includes risky behaviors. Don't avoid the subjects of sex and drug, alcohol, or tobacco
use. Discussing tough topics openly with kids before they're exposed
to them actually makes it more likely that they'll act responsibly when the time
comes. Share your family values with your teen and talk about what you believe is
right and wrong, and why.
Know your child's friends — and know their friends' parents. Regular communication
between parents can go a long way toward creating a safe environment for all teens
in a peer group. Parents can help each other keep track of the kids' activities without
making the kids feel that they're being watched.
Know the Warning Signs
A certain amount of change is normal during the teen years. But too drastic or
long-lasting a switch in personality or behavior may signal real trouble — the
kind that needs professional help. Watch for these warning signs:
Any other inappropriate behavior that lasts for more than 6 weeks can be a sign
of underlying trouble, too. You may expect a glitch or two in your teen's behavior
or grades during this time, but your A/B student shouldn't suddenly be failing, and
your normally outgoing kid shouldn't suddenly become constantly withdrawn. Your doctor

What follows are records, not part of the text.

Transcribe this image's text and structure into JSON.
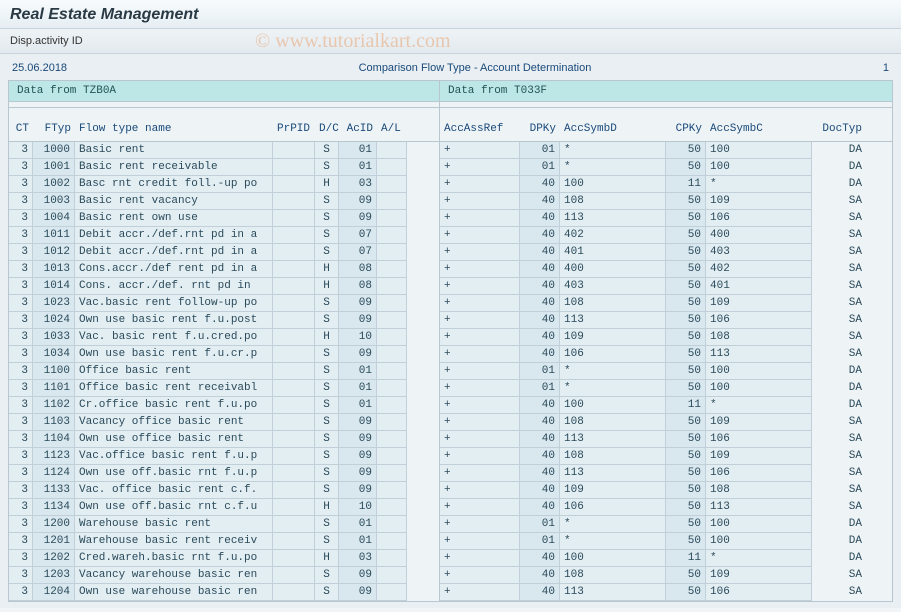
{
  "app": {
    "title": "Real Estate Management",
    "subtitle": "Disp.activity ID"
  },
  "watermark": "© www.tutorialkart.com",
  "report": {
    "date": "25.06.2018",
    "title": "Comparison Flow Type - Account Determination",
    "page": "1"
  },
  "panels": {
    "left_title": "Data from TZB0A",
    "right_title": "Data from T033F"
  },
  "headers": {
    "left": {
      "ct": "CT",
      "ftyp": "FTyp",
      "name": "Flow type name",
      "prpid": "PrPID",
      "dc": "D/C",
      "acid": "AcID",
      "al": "A/L"
    },
    "right": {
      "accref": "AccAssRef",
      "dpky": "DPKy",
      "accd": "AccSymbD",
      "cpky": "CPKy",
      "accc": "AccSymbC",
      "doctyp": "DocTyp"
    }
  },
  "rows": [
    {
      "ct": "3",
      "ftyp": "1000",
      "name": "Basic rent",
      "prpid": "",
      "dc": "S",
      "acid": "01",
      "al": "",
      "accref": "+",
      "dpky": "01",
      "accd": "*",
      "cpky": "50",
      "accc": "100",
      "doctyp": "DA"
    },
    {
      "ct": "3",
      "ftyp": "1001",
      "name": "Basic rent receivable",
      "prpid": "",
      "dc": "S",
      "acid": "01",
      "al": "",
      "accref": "+",
      "dpky": "01",
      "accd": "*",
      "cpky": "50",
      "accc": "100",
      "doctyp": "DA"
    },
    {
      "ct": "3",
      "ftyp": "1002",
      "name": "Basc rnt credit foll.-up po",
      "prpid": "",
      "dc": "H",
      "acid": "03",
      "al": "",
      "accref": "+",
      "dpky": "40",
      "accd": "100",
      "cpky": "11",
      "accc": "*",
      "doctyp": "DA"
    },
    {
      "ct": "3",
      "ftyp": "1003",
      "name": "Basic rent vacancy",
      "prpid": "",
      "dc": "S",
      "acid": "09",
      "al": "",
      "accref": "+",
      "dpky": "40",
      "accd": "108",
      "cpky": "50",
      "accc": "109",
      "doctyp": "SA"
    },
    {
      "ct": "3",
      "ftyp": "1004",
      "name": "Basic rent own use",
      "prpid": "",
      "dc": "S",
      "acid": "09",
      "al": "",
      "accref": "+",
      "dpky": "40",
      "accd": "113",
      "cpky": "50",
      "accc": "106",
      "doctyp": "SA"
    },
    {
      "ct": "3",
      "ftyp": "1011",
      "name": "Debit accr./def.rnt pd in a",
      "prpid": "",
      "dc": "S",
      "acid": "07",
      "al": "",
      "accref": "+",
      "dpky": "40",
      "accd": "402",
      "cpky": "50",
      "accc": "400",
      "doctyp": "SA"
    },
    {
      "ct": "3",
      "ftyp": "1012",
      "name": "Debit accr./def.rnt pd in a",
      "prpid": "",
      "dc": "S",
      "acid": "07",
      "al": "",
      "accref": "+",
      "dpky": "40",
      "accd": "401",
      "cpky": "50",
      "accc": "403",
      "doctyp": "SA"
    },
    {
      "ct": "3",
      "ftyp": "1013",
      "name": "Cons.accr./def rent pd in a",
      "prpid": "",
      "dc": "H",
      "acid": "08",
      "al": "",
      "accref": "+",
      "dpky": "40",
      "accd": "400",
      "cpky": "50",
      "accc": "402",
      "doctyp": "SA"
    },
    {
      "ct": "3",
      "ftyp": "1014",
      "name": "Cons. accr./def. rnt pd in",
      "prpid": "",
      "dc": "H",
      "acid": "08",
      "al": "",
      "accref": "+",
      "dpky": "40",
      "accd": "403",
      "cpky": "50",
      "accc": "401",
      "doctyp": "SA"
    },
    {
      "ct": "3",
      "ftyp": "1023",
      "name": "Vac.basic rent follow-up po",
      "prpid": "",
      "dc": "S",
      "acid": "09",
      "al": "",
      "accref": "+",
      "dpky": "40",
      "accd": "108",
      "cpky": "50",
      "accc": "109",
      "doctyp": "SA"
    },
    {
      "ct": "3",
      "ftyp": "1024",
      "name": "Own use basic rent f.u.post",
      "prpid": "",
      "dc": "S",
      "acid": "09",
      "al": "",
      "accref": "+",
      "dpky": "40",
      "accd": "113",
      "cpky": "50",
      "accc": "106",
      "doctyp": "SA"
    },
    {
      "ct": "3",
      "ftyp": "1033",
      "name": "Vac. basic rent f.u.cred.po",
      "prpid": "",
      "dc": "H",
      "acid": "10",
      "al": "",
      "accref": "+",
      "dpky": "40",
      "accd": "109",
      "cpky": "50",
      "accc": "108",
      "doctyp": "SA"
    },
    {
      "ct": "3",
      "ftyp": "1034",
      "name": "Own use basic rent f.u.cr.p",
      "prpid": "",
      "dc": "S",
      "acid": "09",
      "al": "",
      "accref": "+",
      "dpky": "40",
      "accd": "106",
      "cpky": "50",
      "accc": "113",
      "doctyp": "SA"
    },
    {
      "ct": "3",
      "ftyp": "1100",
      "name": "Office basic rent",
      "prpid": "",
      "dc": "S",
      "acid": "01",
      "al": "",
      "accref": "+",
      "dpky": "01",
      "accd": "*",
      "cpky": "50",
      "accc": "100",
      "doctyp": "DA"
    },
    {
      "ct": "3",
      "ftyp": "1101",
      "name": "Office basic rent receivabl",
      "prpid": "",
      "dc": "S",
      "acid": "01",
      "al": "",
      "accref": "+",
      "dpky": "01",
      "accd": "*",
      "cpky": "50",
      "accc": "100",
      "doctyp": "DA"
    },
    {
      "ct": "3",
      "ftyp": "1102",
      "name": "Cr.office basic rent f.u.po",
      "prpid": "",
      "dc": "S",
      "acid": "01",
      "al": "",
      "accref": "+",
      "dpky": "40",
      "accd": "100",
      "cpky": "11",
      "accc": "*",
      "doctyp": "DA"
    },
    {
      "ct": "3",
      "ftyp": "1103",
      "name": "Vacancy office basic rent",
      "prpid": "",
      "dc": "S",
      "acid": "09",
      "al": "",
      "accref": "+",
      "dpky": "40",
      "accd": "108",
      "cpky": "50",
      "accc": "109",
      "doctyp": "SA"
    },
    {
      "ct": "3",
      "ftyp": "1104",
      "name": "Own use office basic rent",
      "prpid": "",
      "dc": "S",
      "acid": "09",
      "al": "",
      "accref": "+",
      "dpky": "40",
      "accd": "113",
      "cpky": "50",
      "accc": "106",
      "doctyp": "SA"
    },
    {
      "ct": "3",
      "ftyp": "1123",
      "name": "Vac.office basic rent f.u.p",
      "prpid": "",
      "dc": "S",
      "acid": "09",
      "al": "",
      "accref": "+",
      "dpky": "40",
      "accd": "108",
      "cpky": "50",
      "accc": "109",
      "doctyp": "SA"
    },
    {
      "ct": "3",
      "ftyp": "1124",
      "name": "Own use off.basic rnt f.u.p",
      "prpid": "",
      "dc": "S",
      "acid": "09",
      "al": "",
      "accref": "+",
      "dpky": "40",
      "accd": "113",
      "cpky": "50",
      "accc": "106",
      "doctyp": "SA"
    },
    {
      "ct": "3",
      "ftyp": "1133",
      "name": "Vac. office basic rent c.f.",
      "prpid": "",
      "dc": "S",
      "acid": "09",
      "al": "",
      "accref": "+",
      "dpky": "40",
      "accd": "109",
      "cpky": "50",
      "accc": "108",
      "doctyp": "SA"
    },
    {
      "ct": "3",
      "ftyp": "1134",
      "name": "Own use off.basic rnt c.f.u",
      "prpid": "",
      "dc": "H",
      "acid": "10",
      "al": "",
      "accref": "+",
      "dpky": "40",
      "accd": "106",
      "cpky": "50",
      "accc": "113",
      "doctyp": "SA"
    },
    {
      "ct": "3",
      "ftyp": "1200",
      "name": "Warehouse basic rent",
      "prpid": "",
      "dc": "S",
      "acid": "01",
      "al": "",
      "accref": "+",
      "dpky": "01",
      "accd": "*",
      "cpky": "50",
      "accc": "100",
      "doctyp": "DA"
    },
    {
      "ct": "3",
      "ftyp": "1201",
      "name": "Warehouse basic rent receiv",
      "prpid": "",
      "dc": "S",
      "acid": "01",
      "al": "",
      "accref": "+",
      "dpky": "01",
      "accd": "*",
      "cpky": "50",
      "accc": "100",
      "doctyp": "DA"
    },
    {
      "ct": "3",
      "ftyp": "1202",
      "name": "Cred.wareh.basic rnt f.u.po",
      "prpid": "",
      "dc": "H",
      "acid": "03",
      "al": "",
      "accref": "+",
      "dpky": "40",
      "accd": "100",
      "cpky": "11",
      "accc": "*",
      "doctyp": "DA"
    },
    {
      "ct": "3",
      "ftyp": "1203",
      "name": "Vacancy warehouse basic ren",
      "prpid": "",
      "dc": "S",
      "acid": "09",
      "al": "",
      "accref": "+",
      "dpky": "40",
      "accd": "108",
      "cpky": "50",
      "accc": "109",
      "doctyp": "SA"
    },
    {
      "ct": "3",
      "ftyp": "1204",
      "name": "Own use warehouse basic ren",
      "prpid": "",
      "dc": "S",
      "acid": "09",
      "al": "",
      "accref": "+",
      "dpky": "40",
      "accd": "113",
      "cpky": "50",
      "accc": "106",
      "doctyp": "SA"
    }
  ]
}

or a local counselor, psychologist, or psychiatrist can help you find proper counseling.
Respect Kids' Privacy
Some parents, understandably, have a very hard time with this one. They may feel
that anything their kids do is their business. But to help your teen become a
young adult, you'll need to grant some privacy. If you notice warning signs of trouble,
then you can invade your child's privacy until you get to the heart of the problem.
But otherwise, it's a good idea to back off.
In other words, your teenager's room, texts, e-mails, and phone calls should
be private. You also shouldn't expect your teen to share all thoughts or activities
with you at all times. Of course, for safety reasons, you should always know where
teens are going, when they'll be returning, what they're doing, and with whom,
but you don't need to know every detail. And you definitely shouldn't expect to be
Start with trust. Tell your teen that you trust him or her, but if the trust gets
broken, he or she will enjoy fewer freedoms until it's rebuilt.
Monitor What Kids See and Read
TV shows, magazines
and books, the Internet
— kids have access to tons of information. Be aware of what yours watch and
read. Don't be afraid to set limits on the amount of time spent in front of the computer
or the TV. Know what they're learning from the media and who they may be communicating
Teens shouldn't have unlimited access to TV or the Internet in private —
these should be public activities. Access to technology also should be limited after
certain hours (for example, 10 p.m. or so) to encourage adequate sleep. It's
not unreasonable to have cellphones and computers off limits after a certain time.
Make Appropriate Rules
Bedtime for a teenager should be age appropriate, just as it was when your child
was a baby. Teens still need about 8-9
hours of sleep. Encourage your teen to stick to a sleep schedule that will
meet those needs.
Reward your teen for being trustworthy. Has he or she kept to a 10 p.m. curfew
on weekends? Move it to 10:30 p.m. And does a teen always have to go along on family
outings? Encourage a reasonable amount of family time together, but be flexible. Don't
be insulted when your growing child doesn't always want to be with you. Think back:
You probably felt the same way about your mom and dad.
Will This Ever Be Over?
As kids progress through the teen years, you'll notice a slowing of the highs and
lows of adolescence. And, eventually, they'll become independent, responsible,
communicative young adults.
So remember the motto of many parents with teens: We're going through this together,
and we'll come out of it — together!